For most of us retirement is the end goal. The place we crave to be throughout our working lives. Endless days of rest, and relaxation. Answering to no one but ourselves. Free, calm and in control.
What many of us don’t realise is that as we approach this exciting life stage, excitement and anticipation are often replaced by anxiety, trepidation and fear. Sailing off into the sunset is a big thing, especially if we’ve lost the anchor of work, the support and the camaraderie of our ‘crew’.
Cast your minds back to the time when you left school – you may have been heading to university, into a gap year, or even a job. You had no real idea of what was coming, how you would feel, whether you would cope.
The rite of passage into retirement is similar, but even more scary. This is the last big life transition. You may be older and wiser, but you still don’t really know what lies ahead. And what’s more, health and finances are now much more of a concern than they were forty years ago.
I’ve spoken to hundreds of employers, and they’re often completely shocked when I explain what retirement today looks like and how it feels. Usually, they’re under the misapprehension that the more senior members of their team are counting down the days until they can finally call it quits. They believe it’s excitement that’s building within them, not anxiety and fear.
Retirement Reality Check
At this point, I usually wade in with a retirement reality check – sharing my experience of what retirement is and what it is not. At first, it can feel incredible, just like a long holiday, but after a while, things get real, and that’s where it can all start to fall apart. Retirees today have to deal with:
- Loss of identity. If they’re no longer an electrician, doctor, teacher, or driver – who are they?
- Loss of interaction. Needing to make new friends for the first time in a long time but not knowing how.
- Anxiety. Having more time to fill and less money to spend.
- Overwhelm at the options open to them, so much so, they do nothing.
- Guilt about receiving money from a pension, without actively working for it.
- Grief – mourning the loss of their old life and everything that went with it.
- Depression and despair.
And when you look at it like that, it’s not such a great place to be, is it?
How you can help?
As with any big life event, preparation is key. You’ve more than likely helped your employees plan financially for retirement, but as you can see, that alone is not enough. For me, honesty, upskilling, and support are key.
Let’s go back to our school days. It’s unlikely you were handed an envelope with your grades and shown the door to the big wide world. I’m sure before that came guidance and preparation. At this point in life, it wasn’t really about the money (the assumption was your parents or scholarship would take care of that) it was all about the bigger picture; making sure you were forewarned and forearmed.
Retirement preparation should be the same. It’s about creating a blueprint for later life. Crafting a new purpose and way of being. Here’s my advice:
- As your employees approach retirement, paint an honest picture of what they can expect. Bring back former employees to share their stories of the transition into retirement.
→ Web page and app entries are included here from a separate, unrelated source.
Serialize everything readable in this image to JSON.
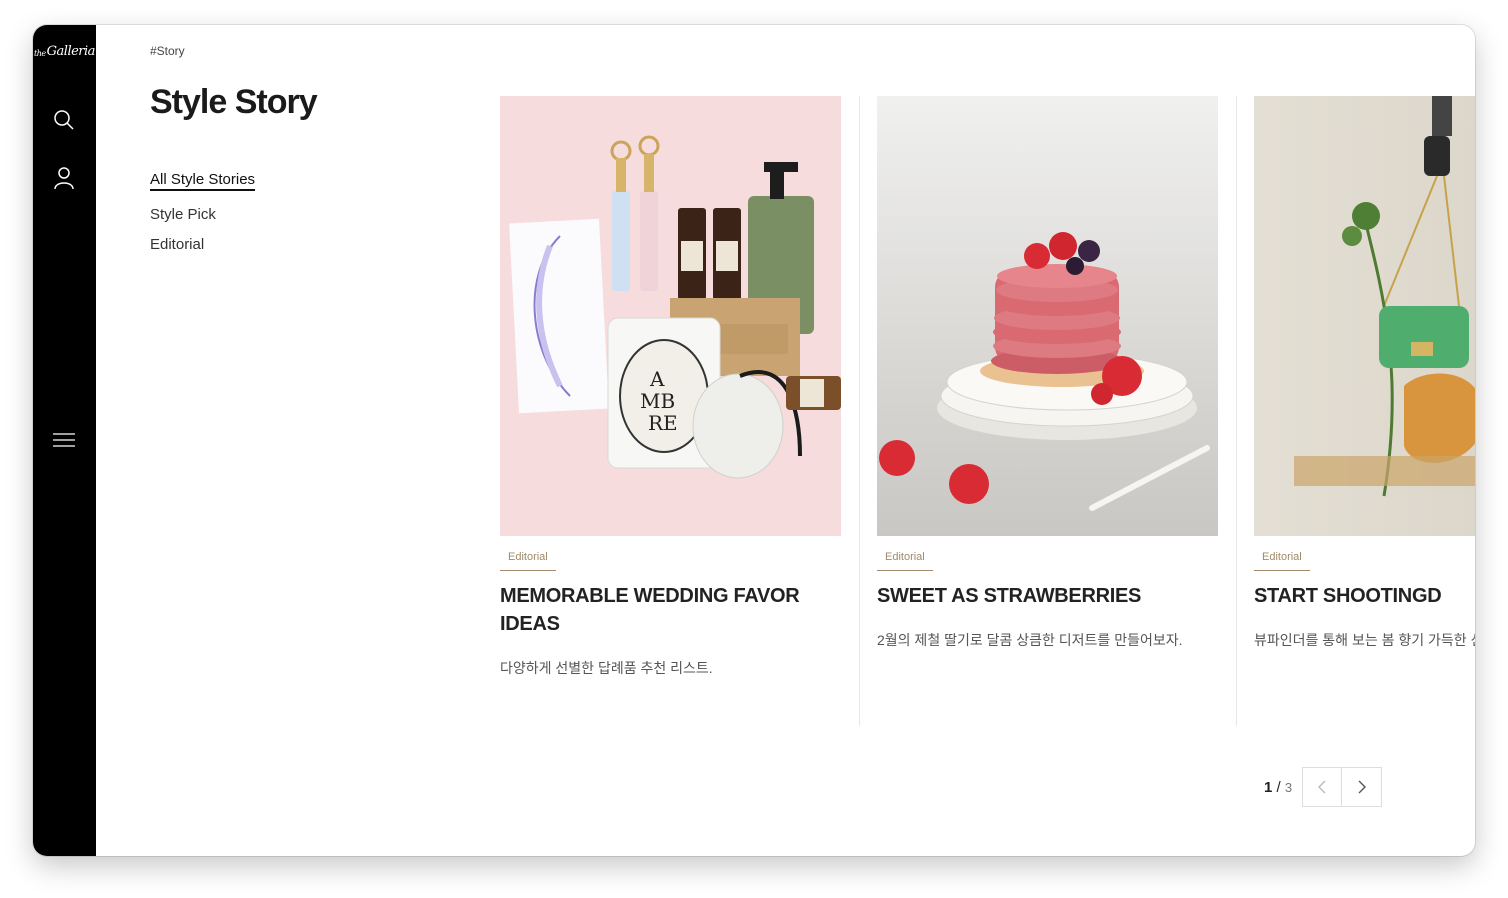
{
  "brand": {
    "logo_prefix": "the",
    "logo_name": "Galleria"
  },
  "sidebar": {
    "icons": [
      "search-icon",
      "user-icon",
      "hamburger-menu-icon"
    ]
  },
  "header": {
    "breadcrumb": "#Story",
    "title": "Style Story"
  },
  "categories": [
    {
      "label": "All Style Stories",
      "active": true
    },
    {
      "label": "Style Pick",
      "active": false
    },
    {
      "label": "Editorial",
      "active": false
    }
  ],
  "cards": [
    {
      "tag": "Editorial",
      "title": "MEMORABLE WEDDING FAVOR IDEAS",
      "description": "다양하게 선별한 답례품 추천 리스트.",
      "image": "wedding-favor-products-photo"
    },
    {
      "tag": "Editorial",
      "title": "SWEET AS STRAWBERRIES",
      "description": "2월의 제철 딸기로 달콤 상큼한 디저트를 만들어보자.",
      "image": "strawberry-pancakes-photo"
    },
    {
      "tag": "Editorial",
      "title": "START SHOOTINGD",
      "description": "뷰파인더를 통해 보는 봄 향기 가득한 신",
      "image": "green-bag-still-life-photo"
    }
  ],
  "pagination": {
    "current": "1",
    "separator": "/",
    "total": "3",
    "prev_icon": "chevron-left-icon",
    "next_icon": "chevron-right-icon"
  },
  "colors": {
    "sidebar": "#000000",
    "tag": "#a08a6a",
    "card_1_bg": "#f6dcdc"
  }
}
Here honesty is key. It’s not about painting a rosy picture; it’s about speaking the truth.
- As they transition to retirement, help your employees explore what’s possible in the next chapter. They may have to continue working (not necessarily for you, but in some way), and to do that they may need to develop new skills. Help them help themselves.
- Give them a good send-off. You may be wondering why you should invest in people who are about to leave the business, asking “what’s the point?” The point is this: these people may have given their all to you, supporting you through thick and thin. If they feel you have given something back, even when you didn’t need to, they will leave satisfied and fulfilled. With a pension, plans and a positive mindset. Something that can only bring good things back to you and your brand.
If you’d like to know more about preparing your employees for retirement, then please get in touch, I’d love to help you help them.